* [REQUIRED ACTION]: Output the data as it stands. Each line must match exactly.

[RECORDS TO USE Boundary: Start]

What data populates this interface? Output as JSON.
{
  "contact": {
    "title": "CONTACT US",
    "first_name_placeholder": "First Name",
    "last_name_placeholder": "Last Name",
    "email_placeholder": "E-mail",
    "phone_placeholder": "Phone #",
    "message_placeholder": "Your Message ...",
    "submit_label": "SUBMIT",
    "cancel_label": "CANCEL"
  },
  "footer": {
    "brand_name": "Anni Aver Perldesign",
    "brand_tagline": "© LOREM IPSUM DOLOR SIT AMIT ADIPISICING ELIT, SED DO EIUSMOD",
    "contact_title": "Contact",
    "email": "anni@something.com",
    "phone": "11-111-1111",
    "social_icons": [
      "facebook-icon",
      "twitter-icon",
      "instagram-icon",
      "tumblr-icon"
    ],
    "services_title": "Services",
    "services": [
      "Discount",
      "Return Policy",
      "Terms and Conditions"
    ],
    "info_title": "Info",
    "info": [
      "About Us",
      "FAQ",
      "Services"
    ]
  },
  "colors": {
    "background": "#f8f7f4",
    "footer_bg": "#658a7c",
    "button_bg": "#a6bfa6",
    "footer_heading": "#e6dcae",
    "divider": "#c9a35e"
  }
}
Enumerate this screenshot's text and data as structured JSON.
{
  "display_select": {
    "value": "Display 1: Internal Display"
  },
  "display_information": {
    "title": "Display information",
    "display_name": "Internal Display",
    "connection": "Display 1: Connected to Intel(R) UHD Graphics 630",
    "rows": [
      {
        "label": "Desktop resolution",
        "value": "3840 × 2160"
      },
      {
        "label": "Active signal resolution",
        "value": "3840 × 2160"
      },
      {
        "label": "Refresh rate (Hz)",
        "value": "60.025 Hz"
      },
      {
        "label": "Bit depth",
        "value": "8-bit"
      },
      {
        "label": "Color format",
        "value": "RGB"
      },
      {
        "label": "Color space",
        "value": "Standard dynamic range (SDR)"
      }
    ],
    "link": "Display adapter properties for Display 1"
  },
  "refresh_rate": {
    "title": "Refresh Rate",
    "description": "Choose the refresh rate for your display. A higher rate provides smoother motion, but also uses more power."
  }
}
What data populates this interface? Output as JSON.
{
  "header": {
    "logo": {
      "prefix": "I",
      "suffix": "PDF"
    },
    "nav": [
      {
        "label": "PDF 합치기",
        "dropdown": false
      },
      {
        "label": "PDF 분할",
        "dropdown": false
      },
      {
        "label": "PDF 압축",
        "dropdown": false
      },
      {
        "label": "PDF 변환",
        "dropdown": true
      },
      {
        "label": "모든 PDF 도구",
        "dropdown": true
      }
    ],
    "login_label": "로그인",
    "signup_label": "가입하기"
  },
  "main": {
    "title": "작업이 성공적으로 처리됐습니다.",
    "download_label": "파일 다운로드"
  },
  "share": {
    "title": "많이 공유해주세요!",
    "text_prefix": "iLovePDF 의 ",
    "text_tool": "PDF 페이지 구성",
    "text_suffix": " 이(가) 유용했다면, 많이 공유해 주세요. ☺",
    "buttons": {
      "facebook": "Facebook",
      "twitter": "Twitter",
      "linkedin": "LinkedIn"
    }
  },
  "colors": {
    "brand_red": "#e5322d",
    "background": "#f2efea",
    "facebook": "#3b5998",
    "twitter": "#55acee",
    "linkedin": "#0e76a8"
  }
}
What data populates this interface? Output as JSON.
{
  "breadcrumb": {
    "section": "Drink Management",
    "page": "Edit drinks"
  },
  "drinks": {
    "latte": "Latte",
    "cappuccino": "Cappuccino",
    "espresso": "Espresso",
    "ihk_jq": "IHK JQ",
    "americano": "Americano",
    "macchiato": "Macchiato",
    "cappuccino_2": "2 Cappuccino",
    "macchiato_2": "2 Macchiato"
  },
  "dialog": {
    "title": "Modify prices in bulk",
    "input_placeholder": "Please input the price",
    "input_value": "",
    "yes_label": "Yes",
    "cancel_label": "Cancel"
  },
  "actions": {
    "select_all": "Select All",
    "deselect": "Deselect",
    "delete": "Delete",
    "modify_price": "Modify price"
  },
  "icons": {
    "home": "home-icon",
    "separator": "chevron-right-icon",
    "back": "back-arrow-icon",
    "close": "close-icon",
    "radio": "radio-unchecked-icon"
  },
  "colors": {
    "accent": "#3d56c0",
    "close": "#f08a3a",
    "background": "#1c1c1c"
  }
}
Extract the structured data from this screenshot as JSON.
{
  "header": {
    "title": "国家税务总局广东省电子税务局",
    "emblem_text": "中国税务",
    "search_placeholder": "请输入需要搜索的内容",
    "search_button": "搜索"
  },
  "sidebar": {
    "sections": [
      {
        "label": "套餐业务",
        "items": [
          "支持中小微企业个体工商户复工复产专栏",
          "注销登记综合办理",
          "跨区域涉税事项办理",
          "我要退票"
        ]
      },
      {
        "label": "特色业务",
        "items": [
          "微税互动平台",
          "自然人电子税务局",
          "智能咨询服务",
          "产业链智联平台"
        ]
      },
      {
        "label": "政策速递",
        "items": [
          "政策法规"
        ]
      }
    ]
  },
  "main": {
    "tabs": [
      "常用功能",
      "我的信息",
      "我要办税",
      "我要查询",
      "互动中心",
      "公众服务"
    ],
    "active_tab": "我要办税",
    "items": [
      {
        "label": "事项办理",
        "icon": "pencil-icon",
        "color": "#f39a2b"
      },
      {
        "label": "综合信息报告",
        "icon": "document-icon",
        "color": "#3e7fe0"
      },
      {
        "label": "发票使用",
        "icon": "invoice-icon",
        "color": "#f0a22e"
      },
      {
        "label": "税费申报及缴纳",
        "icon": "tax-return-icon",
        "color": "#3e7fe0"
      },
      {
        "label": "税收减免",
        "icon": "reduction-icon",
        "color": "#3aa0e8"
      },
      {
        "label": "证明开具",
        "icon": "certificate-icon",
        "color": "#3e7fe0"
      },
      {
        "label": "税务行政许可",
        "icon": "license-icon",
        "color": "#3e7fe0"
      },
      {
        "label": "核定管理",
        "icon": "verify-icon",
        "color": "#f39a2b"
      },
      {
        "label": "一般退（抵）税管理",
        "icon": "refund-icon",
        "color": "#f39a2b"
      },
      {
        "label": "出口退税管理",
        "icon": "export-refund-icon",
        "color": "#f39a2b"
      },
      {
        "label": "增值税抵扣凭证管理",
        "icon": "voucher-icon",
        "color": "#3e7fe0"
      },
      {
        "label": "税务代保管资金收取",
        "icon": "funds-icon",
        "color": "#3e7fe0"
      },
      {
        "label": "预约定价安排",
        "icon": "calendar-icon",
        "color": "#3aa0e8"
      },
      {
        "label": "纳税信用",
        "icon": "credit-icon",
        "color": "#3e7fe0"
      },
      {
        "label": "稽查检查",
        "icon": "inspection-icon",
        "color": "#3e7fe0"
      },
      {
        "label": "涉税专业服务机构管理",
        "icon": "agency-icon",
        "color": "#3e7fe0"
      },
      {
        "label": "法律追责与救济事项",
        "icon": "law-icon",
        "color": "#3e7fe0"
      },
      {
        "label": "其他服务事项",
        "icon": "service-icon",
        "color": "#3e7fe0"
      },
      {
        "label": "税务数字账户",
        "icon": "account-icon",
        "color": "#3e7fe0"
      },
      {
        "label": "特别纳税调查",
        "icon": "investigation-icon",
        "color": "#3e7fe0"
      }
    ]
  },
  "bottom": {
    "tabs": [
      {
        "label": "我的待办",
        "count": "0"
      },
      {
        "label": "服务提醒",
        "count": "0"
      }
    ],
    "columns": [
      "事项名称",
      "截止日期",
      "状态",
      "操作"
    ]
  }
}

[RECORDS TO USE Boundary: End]

* [RESULT OF THE EXERCISE]:
What data populates this interface? Output as JSON.
{
  "contact": {
    "title": "CONTACT US",
    "first_name_placeholder": "First Name",
    "last_name_placeholder": "Last Name",
    "email_placeholder": "E-mail",
    "phone_placeholder": "Phone #",
    "message_placeholder": "Your Message ...",
    "submit_label": "SUBMIT",
    "cancel_label": "CANCEL"
  },
  "footer": {
    "brand_name": "Anni Aver Perldesign",
    "brand_tagline": "© LOREM IPSUM DOLOR SIT AMIT ADIPISICING ELIT, SED DO EIUSMOD",
    "contact_title": "Contact",
    "email": "anni@something.com",
    "phone": "11-111-1111",
    "social_icons": [
      "facebook-icon",
      "twitter-icon",
      "instagram-icon",
      "tumblr-icon"
    ],
    "services_title": "Services",
    "services": [
      "Discount",
      "Return Policy",
      "Terms and Conditions"
    ],
    "info_title": "Info",
    "info": [
      "About Us",
      "FAQ",
      "Services"
    ]
  },
  "colors": {
    "background": "#f8f7f4",
    "footer_bg": "#658a7c",
    "button_bg": "#a6bfa6",
    "footer_heading": "#e6dcae",
    "divider": "#c9a35e"
  }
}
Enumerate this screenshot's text and data as structured JSON.
{
  "display_select": {
    "value": "Display 1: Internal Display"
  },
  "display_information": {
    "title": "Display information",
    "display_name": "Internal Display",
    "connection": "Display 1: Connected to Intel(R) UHD Graphics 630",
    "rows": [
      {
        "label": "Desktop resolution",
        "value": "3840 × 2160"
      },
      {
        "label": "Active signal resolution",
        "value": "3840 × 2160"
      },
      {
        "label": "Refresh rate (Hz)",
        "value": "60.025 Hz"
      },
      {
        "label": "Bit depth",
        "value": "8-bit"
      },
      {
        "label": "Color format",
        "value": "RGB"
      },
      {
        "label": "Color space",
        "value": "Standard dynamic range (SDR)"
      }
    ],
    "link": "Display adapter properties for Display 1"
  },
  "refresh_rate": {
    "title": "Refresh Rate",
    "description": "Choose the refresh rate for your display. A higher rate provides smoother motion, but also uses more power."
  }
}
What data populates this interface? Output as JSON.
{
  "header": {
    "logo": {
      "prefix": "I",
      "suffix": "PDF"
    },
    "nav": [
      {
        "label": "PDF 합치기",
        "dropdown": false
      },
      {
        "label": "PDF 분할",
        "dropdown": false
      },
      {
        "label": "PDF 압축",
        "dropdown": false
      },
      {
        "label": "PDF 변환",
        "dropdown": true
      },
      {
        "label": "모든 PDF 도구",
        "dropdown": true
      }
    ],
    "login_label": "로그인",
    "signup_label": "가입하기"
  },
  "main": {
    "title": "작업이 성공적으로 처리됐습니다.",
    "download_label": "파일 다운로드"
  },
  "share": {
    "title": "많이 공유해주세요!",
    "text_prefix": "iLovePDF 의 ",
    "text_tool": "PDF 페이지 구성",
    "text_suffix": " 이(가) 유용했다면, 많이 공유해 주세요. ☺",
    "buttons": {
      "facebook": "Facebook",
      "twitter": "Twitter",
      "linkedin": "LinkedIn"
    }
  },
  "colors": {
    "brand_red": "#e5322d",
    "background": "#f2efea",
    "facebook": "#3b5998",
    "twitter": "#55acee",
    "linkedin": "#0e76a8"
  }
}
What data populates this interface? Output as JSON.
{
  "breadcrumb": {
    "section": "Drink Management",
    "page": "Edit drinks"
  },
  "drinks": {
    "latte": "Latte",
    "cappuccino": "Cappuccino",
    "espresso": "Espresso",
    "ihk_jq": "IHK JQ",
    "americano": "Americano",
    "macchiato": "Macchiato",
    "cappuccino_2": "2 Cappuccino",
    "macchiato_2": "2 Macchiato"
  },
  "dialog": {
    "title": "Modify prices in bulk",
    "input_placeholder": "Please input the price",
    "input_value": "",
    "yes_label": "Yes",
    "cancel_label": "Cancel"
  },
  "actions": {
    "select_all": "Select All",
    "deselect": "Deselect",
    "delete": "Delete",
    "modify_price": "Modify price"
  },
  "icons": {
    "home": "home-icon",
    "separator": "chevron-right-icon",
    "back": "back-arrow-icon",
    "close": "close-icon",
    "radio": "radio-unchecked-icon"
  },
  "colors": {
    "accent": "#3d56c0",
    "close": "#f08a3a",
    "background": "#1c1c1c"
  }
}
Extract the structured data from this screenshot as JSON.
{
  "header": {
    "title": "国家税务总局广东省电子税务局",
    "emblem_text": "中国税务",
    "search_placeholder": "请输入需要搜索的内容",
    "search_button": "搜索"
  },
  "sidebar": {
    "sections": [
      {
        "label": "套餐业务",
        "items": [
          "支持中小微企业个体工商户复工复产专栏",
          "注销登记综合办理",
          "跨区域涉税事项办理",
          "我要退票"
        ]
      },
      {
        "label": "特色业务",
        "items": [
          "微税互动平台",
          "自然人电子税务局",
          "智能咨询服务",
          "产业链智联平台"
        ]
      },
      {
        "label": "政策速递",
        "items": [
          "政策法规"
        ]
      }
    ]
  },
  "main": {
    "tabs": [
      "常用功能",
      "我的信息",
      "我要办税",
      "我要查询",
      "互动中心",
      "公众服务"
    ],
    "active_tab": "我要办税",
    "items": [
      {
        "label": "事项办理",
        "icon": "pencil-icon",
        "color": "#f39a2b"
      },
      {
        "label": "综合信息报告",
        "icon": "document-icon",
        "color": "#3e7fe0"
      },
      {
        "label": "发票使用",
        "icon": "invoice-icon",
        "color": "#f0a22e"
      },
      {
        "label": "税费申报及缴纳",
        "icon": "tax-return-icon",
        "color": "#3e7fe0"
      },
      {
        "label": "税收减免",
        "icon": "reduction-icon",
        "color": "#3aa0e8"
      },
      {
        "label": "证明开具",
        "icon": "certificate-icon",
        "color": "#3e7fe0"
      },
      {
        "label": "税务行政许可",
        "icon": "license-icon",
        "color": "#3e7fe0"
      },
      {
        "label": "核定管理",
        "icon": "verify-icon",
        "color": "#f39a2b"
      },
      {
        "label": "一般退（抵）税管理",
        "icon": "refund-icon",
        "color": "#f39a2b"
      },
      {
        "label": "出口退税管理",
        "icon": "export-refund-icon",
        "color": "#f39a2b"
      },
      {
        "label": "增值税抵扣凭证管理",
        "icon": "voucher-icon",
        "color": "#3e7fe0"
      },
      {
        "label": "税务代保管资金收取",
        "icon": "funds-icon",
        "color": "#3e7fe0"
      },
      {
        "label": "预约定价安排",
        "icon": "calendar-icon",
        "color": "#3aa0e8"
      },
      {
        "label": "纳税信用",
        "icon": "credit-icon",
        "color": "#3e7fe0"
      },
      {
        "label": "稽查检查",
        "icon": "inspection-icon",
        "color": "#3e7fe0"
      },
      {
        "label": "涉税专业服务机构管理",
        "icon": "agency-icon",
        "color": "#3e7fe0"
      },
      {
        "label": "法律追责与救济事项",
        "icon": "law-icon",
        "color": "#3e7fe0"
      },
      {
        "label": "其他服务事项",
        "icon": "service-icon",
        "color": "#3e7fe0"
      },
      {
        "label": "税务数字账户",
        "icon": "account-icon",
        "color": "#3e7fe0"
      },
      {
        "label": "特别纳税调查",
        "icon": "investigation-icon",
        "color": "#3e7fe0"
      }
    ]
  },
  "bottom": {
    "tabs": [
      {
        "label": "我的待办",
        "count": "0"
      },
      {
        "label": "服务提醒",
        "count": "0"
      }
    ],
    "columns": [
      "事项名称",
      "截止日期",
      "状态",
      "操作"
    ]
  }
}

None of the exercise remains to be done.